ACTION ITEM: Read the lines below. Copy out any that hold the string "title".
----- RECORD EXCERPTS
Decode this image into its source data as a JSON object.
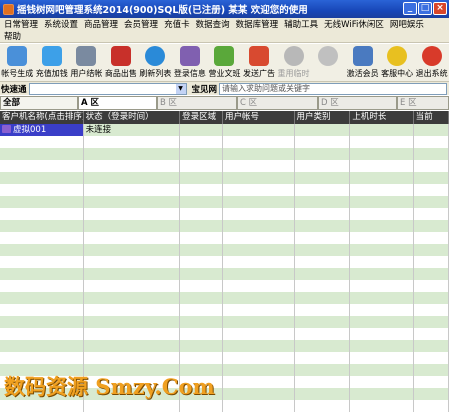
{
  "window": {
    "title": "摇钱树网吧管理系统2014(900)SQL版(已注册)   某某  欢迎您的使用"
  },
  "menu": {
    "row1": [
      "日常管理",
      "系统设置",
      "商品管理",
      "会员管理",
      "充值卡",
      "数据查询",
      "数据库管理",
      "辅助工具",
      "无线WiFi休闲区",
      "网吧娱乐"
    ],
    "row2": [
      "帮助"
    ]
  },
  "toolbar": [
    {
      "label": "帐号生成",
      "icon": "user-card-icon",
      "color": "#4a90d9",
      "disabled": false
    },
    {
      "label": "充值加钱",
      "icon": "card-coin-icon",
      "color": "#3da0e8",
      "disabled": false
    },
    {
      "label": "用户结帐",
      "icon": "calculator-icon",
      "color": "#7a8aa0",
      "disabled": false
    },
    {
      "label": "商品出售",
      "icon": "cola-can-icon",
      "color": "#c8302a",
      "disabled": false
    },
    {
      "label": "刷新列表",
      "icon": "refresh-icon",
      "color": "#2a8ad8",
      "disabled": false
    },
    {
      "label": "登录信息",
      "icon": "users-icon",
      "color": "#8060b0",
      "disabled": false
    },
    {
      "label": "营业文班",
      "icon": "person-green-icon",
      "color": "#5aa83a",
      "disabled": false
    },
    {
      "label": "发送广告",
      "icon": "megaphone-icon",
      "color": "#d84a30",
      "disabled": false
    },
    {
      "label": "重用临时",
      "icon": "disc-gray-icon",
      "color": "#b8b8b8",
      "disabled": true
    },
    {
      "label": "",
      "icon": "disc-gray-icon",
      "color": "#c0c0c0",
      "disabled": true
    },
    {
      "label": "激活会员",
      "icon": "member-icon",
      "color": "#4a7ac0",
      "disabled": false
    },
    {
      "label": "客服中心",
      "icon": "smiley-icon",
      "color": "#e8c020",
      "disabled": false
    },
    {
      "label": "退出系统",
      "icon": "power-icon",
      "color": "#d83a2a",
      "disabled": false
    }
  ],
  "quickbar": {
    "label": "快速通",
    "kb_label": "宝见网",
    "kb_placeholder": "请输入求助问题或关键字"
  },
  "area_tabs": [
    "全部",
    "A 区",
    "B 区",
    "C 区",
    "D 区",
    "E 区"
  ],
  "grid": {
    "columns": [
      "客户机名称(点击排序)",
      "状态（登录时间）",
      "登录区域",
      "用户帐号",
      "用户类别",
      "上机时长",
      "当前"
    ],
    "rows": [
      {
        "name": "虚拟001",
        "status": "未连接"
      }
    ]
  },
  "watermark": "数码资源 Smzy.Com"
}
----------
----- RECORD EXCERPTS
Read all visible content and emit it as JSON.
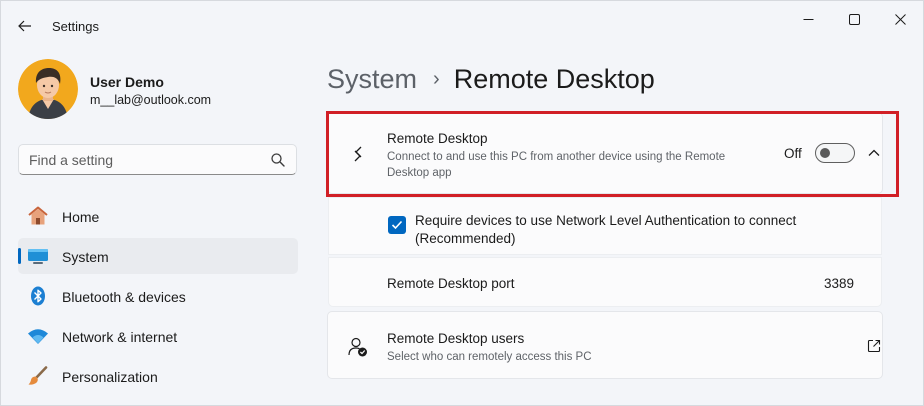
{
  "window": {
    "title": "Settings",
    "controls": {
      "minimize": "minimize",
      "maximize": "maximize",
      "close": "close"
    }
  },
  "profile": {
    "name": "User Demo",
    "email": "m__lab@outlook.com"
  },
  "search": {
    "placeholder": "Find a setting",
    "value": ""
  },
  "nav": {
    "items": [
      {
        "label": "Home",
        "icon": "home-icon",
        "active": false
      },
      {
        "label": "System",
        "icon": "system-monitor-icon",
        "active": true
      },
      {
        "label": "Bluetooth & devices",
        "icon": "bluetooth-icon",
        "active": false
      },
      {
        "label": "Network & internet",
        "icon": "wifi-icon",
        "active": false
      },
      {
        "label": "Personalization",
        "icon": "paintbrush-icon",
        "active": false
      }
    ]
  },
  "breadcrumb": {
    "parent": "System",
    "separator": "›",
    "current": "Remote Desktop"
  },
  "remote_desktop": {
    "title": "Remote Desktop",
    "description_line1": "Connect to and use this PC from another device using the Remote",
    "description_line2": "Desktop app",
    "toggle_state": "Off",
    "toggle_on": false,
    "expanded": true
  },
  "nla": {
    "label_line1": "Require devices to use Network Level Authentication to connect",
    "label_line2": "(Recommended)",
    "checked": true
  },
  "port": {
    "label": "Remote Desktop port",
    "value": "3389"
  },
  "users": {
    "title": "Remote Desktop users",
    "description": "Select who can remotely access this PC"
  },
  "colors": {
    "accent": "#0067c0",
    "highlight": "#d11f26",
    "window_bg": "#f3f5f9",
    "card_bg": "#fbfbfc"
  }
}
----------
ANSWER AREA:
    "title": "摇钱树网吧管理系统2014(900)SQL版(已注册)   某某  欢迎您的使用"
    "title": "Settings",
    "title": "Remote Desktop",
    "title": "Remote Desktop users",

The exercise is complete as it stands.